[Stored data entries]
_ _ _ _ _
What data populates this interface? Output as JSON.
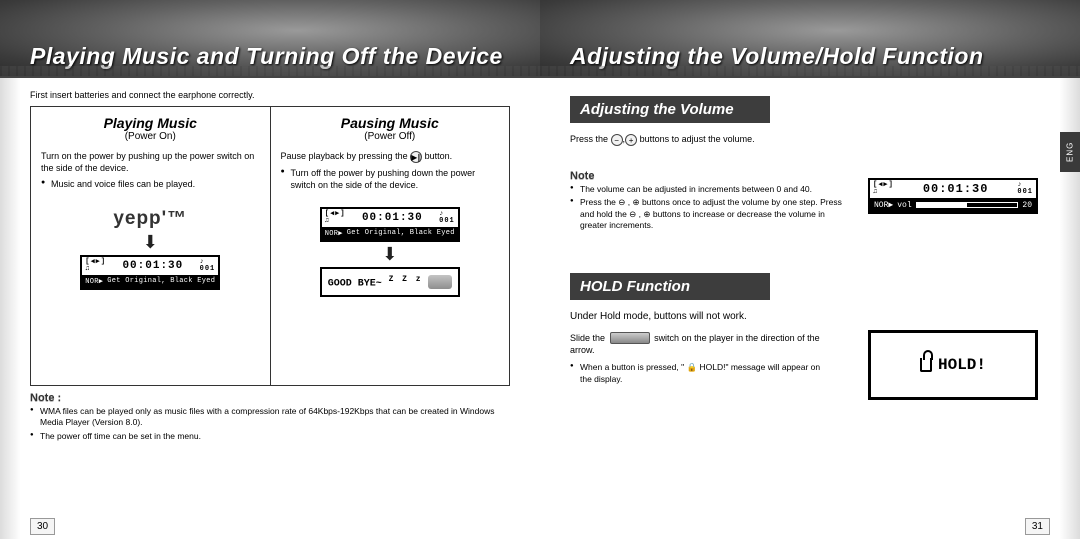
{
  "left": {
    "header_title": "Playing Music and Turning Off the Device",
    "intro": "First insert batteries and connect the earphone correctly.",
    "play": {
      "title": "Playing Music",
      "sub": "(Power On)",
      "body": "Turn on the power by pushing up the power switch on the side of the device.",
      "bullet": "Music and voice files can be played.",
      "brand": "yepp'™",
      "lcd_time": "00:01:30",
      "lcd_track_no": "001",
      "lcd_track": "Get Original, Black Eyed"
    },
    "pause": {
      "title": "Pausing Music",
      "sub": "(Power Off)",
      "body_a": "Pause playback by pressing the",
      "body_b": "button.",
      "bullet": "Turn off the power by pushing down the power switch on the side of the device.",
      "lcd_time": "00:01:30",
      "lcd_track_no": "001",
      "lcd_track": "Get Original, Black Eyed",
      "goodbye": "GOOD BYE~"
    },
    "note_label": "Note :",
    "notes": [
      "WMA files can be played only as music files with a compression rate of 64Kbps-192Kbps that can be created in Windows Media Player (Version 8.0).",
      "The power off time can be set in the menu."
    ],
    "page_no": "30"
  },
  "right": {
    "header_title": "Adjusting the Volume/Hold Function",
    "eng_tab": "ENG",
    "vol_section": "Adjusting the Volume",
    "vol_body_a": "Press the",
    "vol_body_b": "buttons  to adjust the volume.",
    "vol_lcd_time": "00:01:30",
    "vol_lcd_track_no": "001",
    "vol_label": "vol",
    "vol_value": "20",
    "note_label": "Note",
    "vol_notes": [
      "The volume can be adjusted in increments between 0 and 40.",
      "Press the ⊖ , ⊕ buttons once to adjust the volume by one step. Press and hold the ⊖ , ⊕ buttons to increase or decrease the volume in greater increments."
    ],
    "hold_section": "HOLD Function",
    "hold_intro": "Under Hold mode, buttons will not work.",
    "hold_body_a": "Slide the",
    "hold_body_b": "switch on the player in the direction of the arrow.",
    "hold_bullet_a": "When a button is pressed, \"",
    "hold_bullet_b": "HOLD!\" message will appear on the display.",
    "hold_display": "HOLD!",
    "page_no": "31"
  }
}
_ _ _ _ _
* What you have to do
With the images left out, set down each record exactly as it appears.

* Response to this exercise
What data populates this interface? Output as JSON.
{
  "left": {
    "header_title": "Playing Music and Turning Off the Device",
    "intro": "First insert batteries and connect the earphone correctly.",
    "play": {
      "title": "Playing Music",
      "sub": "(Power On)",
      "body": "Turn on the power by pushing up the power switch on the side of the device.",
      "bullet": "Music and voice files can be played.",
      "brand": "yepp'™",
      "lcd_time": "00:01:30",
      "lcd_track_no": "001",
      "lcd_track": "Get Original, Black Eyed"
    },
    "pause": {
      "title": "Pausing Music",
      "sub": "(Power Off)",
      "body_a": "Pause playback by pressing the",
      "body_b": "button.",
      "bullet": "Turn off the power by pushing down the power switch on the side of the device.",
      "lcd_time": "00:01:30",
      "lcd_track_no": "001",
      "lcd_track": "Get Original, Black Eyed",
      "goodbye": "GOOD BYE~"
    },
    "note_label": "Note :",
    "notes": [
      "WMA files can be played only as music files with a compression rate of 64Kbps-192Kbps that can be created in Windows Media Player (Version 8.0).",
      "The power off time can be set in the menu."
    ],
    "page_no": "30"
  },
  "right": {
    "header_title": "Adjusting the Volume/Hold Function",
    "eng_tab": "ENG",
    "vol_section": "Adjusting the Volume",
    "vol_body_a": "Press the",
    "vol_body_b": "buttons  to adjust the volume.",
    "vol_lcd_time": "00:01:30",
    "vol_lcd_track_no": "001",
    "vol_label": "vol",
    "vol_value": "20",
    "note_label": "Note",
    "vol_notes": [
      "The volume can be adjusted in increments between 0 and 40.",
      "Press the ⊖ , ⊕ buttons once to adjust the volume by one step. Press and hold the ⊖ , ⊕ buttons to increase or decrease the volume in greater increments."
    ],
    "hold_section": "HOLD Function",
    "hold_intro": "Under Hold mode, buttons will not work.",
    "hold_body_a": "Slide the",
    "hold_body_b": "switch on the player in the direction of the arrow.",
    "hold_bullet_a": "When a button is pressed, \"",
    "hold_bullet_b": "HOLD!\" message will appear on the display.",
    "hold_display": "HOLD!",
    "page_no": "31"
  }
}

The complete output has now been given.